Women prefer similarity in subtler ways as well: A woman shows a small but highly statistically significant preference for a man who uses similar adjectives to describe himself, with “physically fit,” “intelligent,” “creative” and “funny” having the strongest effects. Men showed no such preference.
There are some nuances here. For another thing, the matches people message depend on the options eHarmony’s algorithm gives them, and that sample is skewed toward similar people. Jonny Beber, an eHarmony scientist, explained to me that the algorithm tries to optimize immediate attraction and long-term compatibility, and that because the company believes that “opposites attract … and then attack,” this usually means pairing similar people.
The eHarmony data I used is incomplete: It includes no gay couples, because eHarmony does not make same-sex matches on its main site. He also noted that there were differences in what traits matter to gay people, something the online dating site OkCupid has also found: Gay men and women differ from straight people in their racial preferences, for example.

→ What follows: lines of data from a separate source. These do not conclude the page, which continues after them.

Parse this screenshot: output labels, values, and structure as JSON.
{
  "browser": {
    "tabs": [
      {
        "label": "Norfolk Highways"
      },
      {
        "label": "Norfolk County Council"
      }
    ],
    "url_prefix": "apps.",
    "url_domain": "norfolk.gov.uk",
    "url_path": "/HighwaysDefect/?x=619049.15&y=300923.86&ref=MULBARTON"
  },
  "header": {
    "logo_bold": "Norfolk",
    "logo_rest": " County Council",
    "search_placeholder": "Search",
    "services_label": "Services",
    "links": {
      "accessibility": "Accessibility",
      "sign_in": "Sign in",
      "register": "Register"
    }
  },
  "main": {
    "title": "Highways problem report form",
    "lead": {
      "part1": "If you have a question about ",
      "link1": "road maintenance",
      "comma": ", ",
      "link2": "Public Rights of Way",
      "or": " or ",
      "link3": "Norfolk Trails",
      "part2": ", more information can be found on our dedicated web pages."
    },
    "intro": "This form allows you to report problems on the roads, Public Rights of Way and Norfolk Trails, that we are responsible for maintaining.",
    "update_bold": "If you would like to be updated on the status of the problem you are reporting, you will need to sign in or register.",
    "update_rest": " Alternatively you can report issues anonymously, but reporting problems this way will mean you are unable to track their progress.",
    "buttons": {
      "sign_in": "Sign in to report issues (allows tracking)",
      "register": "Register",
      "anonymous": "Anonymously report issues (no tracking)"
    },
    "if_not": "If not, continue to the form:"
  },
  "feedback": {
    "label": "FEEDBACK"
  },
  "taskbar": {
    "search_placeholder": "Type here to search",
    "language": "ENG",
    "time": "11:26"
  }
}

eHarmony’s data set does show us that in addition to preferring similarity across traits, women seem to know that their preferences are stronger. Before feeding their choices into its algorithm, eHarmony asks users to rate how strongly they feel about nine traits – among them age, ethnicity and religion – and women express stronger preferences for every one.

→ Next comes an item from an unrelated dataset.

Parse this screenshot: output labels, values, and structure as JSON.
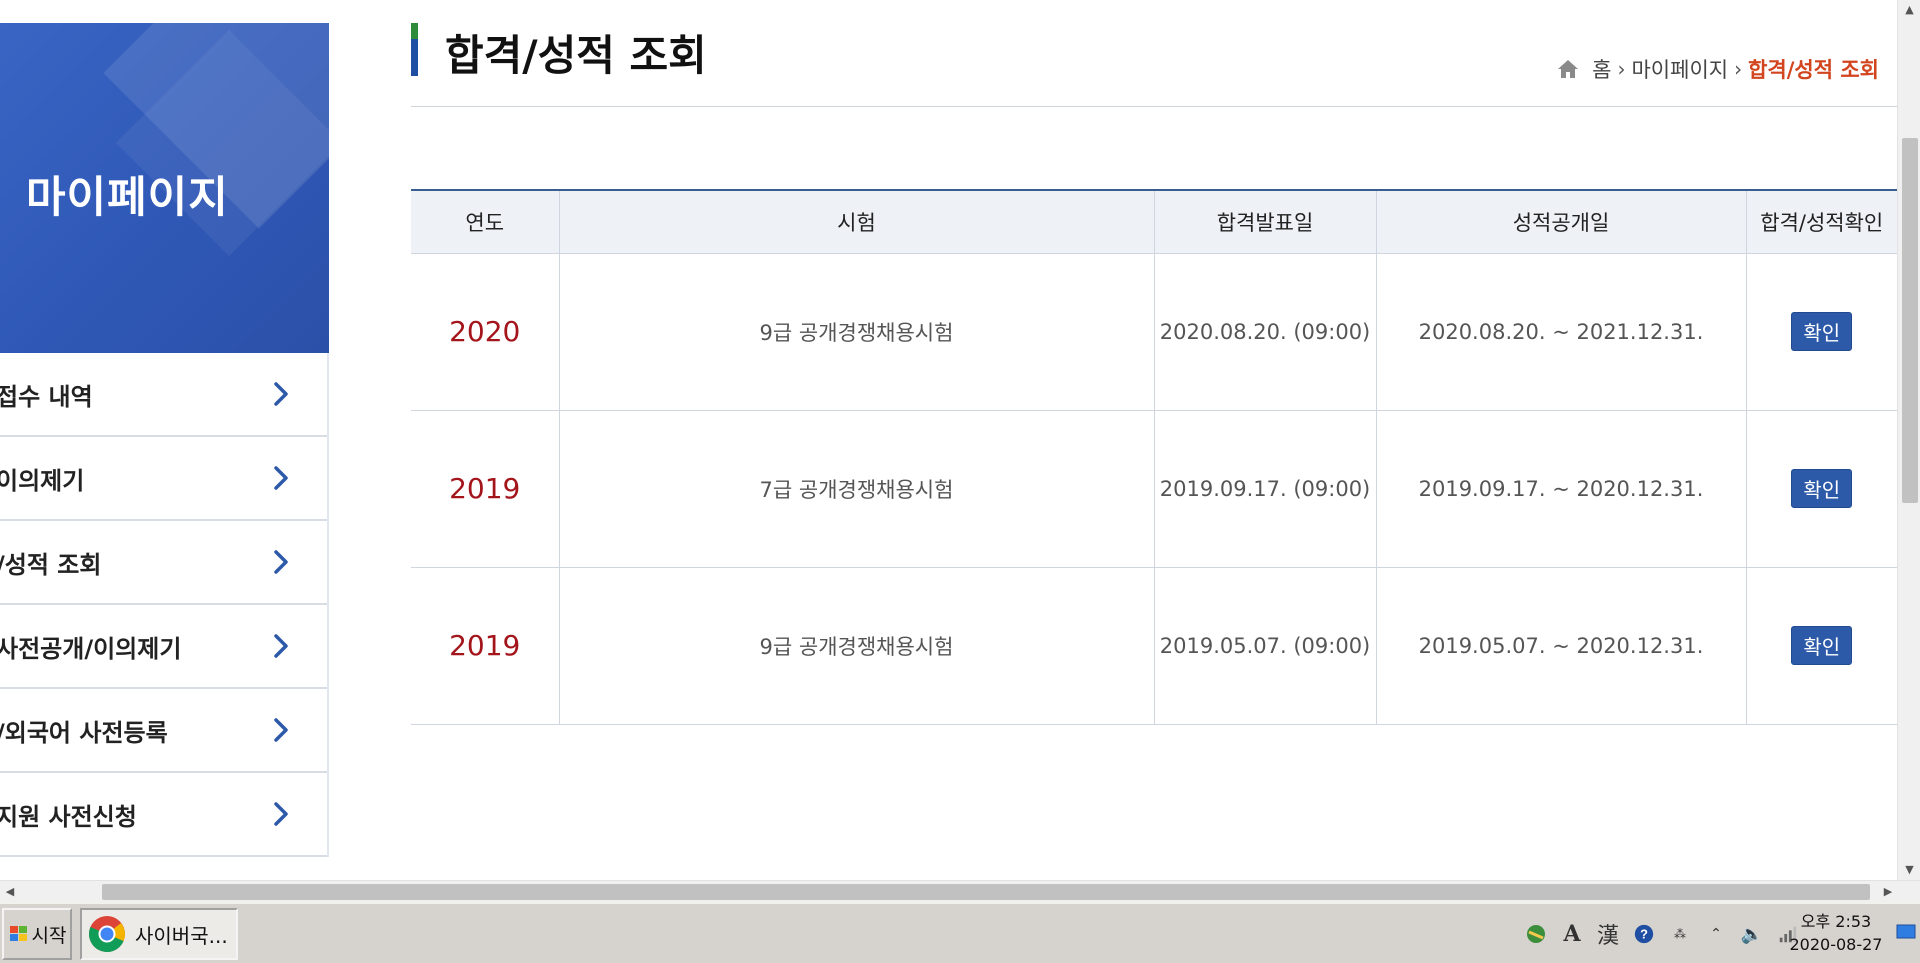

But Beber has studied data from the company’s same-sex dating site, Compatible Partners, and said similarity predicts long-term relationship satisfaction in gay couples, just as it does in straight couples

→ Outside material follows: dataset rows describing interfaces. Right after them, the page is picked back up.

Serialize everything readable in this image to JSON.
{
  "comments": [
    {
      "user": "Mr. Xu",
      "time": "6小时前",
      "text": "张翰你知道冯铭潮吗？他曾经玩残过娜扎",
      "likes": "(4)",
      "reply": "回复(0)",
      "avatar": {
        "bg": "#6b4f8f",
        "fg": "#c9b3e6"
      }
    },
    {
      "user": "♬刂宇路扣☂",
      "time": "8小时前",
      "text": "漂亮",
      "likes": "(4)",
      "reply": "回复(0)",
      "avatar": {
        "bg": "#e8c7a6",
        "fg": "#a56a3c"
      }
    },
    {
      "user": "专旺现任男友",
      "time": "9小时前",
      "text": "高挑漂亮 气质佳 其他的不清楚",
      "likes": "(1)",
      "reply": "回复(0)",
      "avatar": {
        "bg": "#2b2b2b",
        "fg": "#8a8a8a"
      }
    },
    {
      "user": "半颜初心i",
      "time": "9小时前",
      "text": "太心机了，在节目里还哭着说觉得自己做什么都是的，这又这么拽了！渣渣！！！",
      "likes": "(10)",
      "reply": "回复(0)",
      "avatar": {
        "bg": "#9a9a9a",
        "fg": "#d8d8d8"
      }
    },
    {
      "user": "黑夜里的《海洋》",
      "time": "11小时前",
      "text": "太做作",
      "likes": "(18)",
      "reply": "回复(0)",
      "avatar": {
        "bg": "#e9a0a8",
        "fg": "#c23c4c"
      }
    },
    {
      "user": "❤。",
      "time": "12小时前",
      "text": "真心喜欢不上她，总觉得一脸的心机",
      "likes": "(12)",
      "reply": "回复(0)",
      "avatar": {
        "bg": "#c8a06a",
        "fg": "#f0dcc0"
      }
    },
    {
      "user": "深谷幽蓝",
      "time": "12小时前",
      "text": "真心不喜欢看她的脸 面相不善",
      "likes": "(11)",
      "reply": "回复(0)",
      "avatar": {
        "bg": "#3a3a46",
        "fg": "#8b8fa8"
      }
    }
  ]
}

This got me wondering, how self-aware are people in general? Continue reading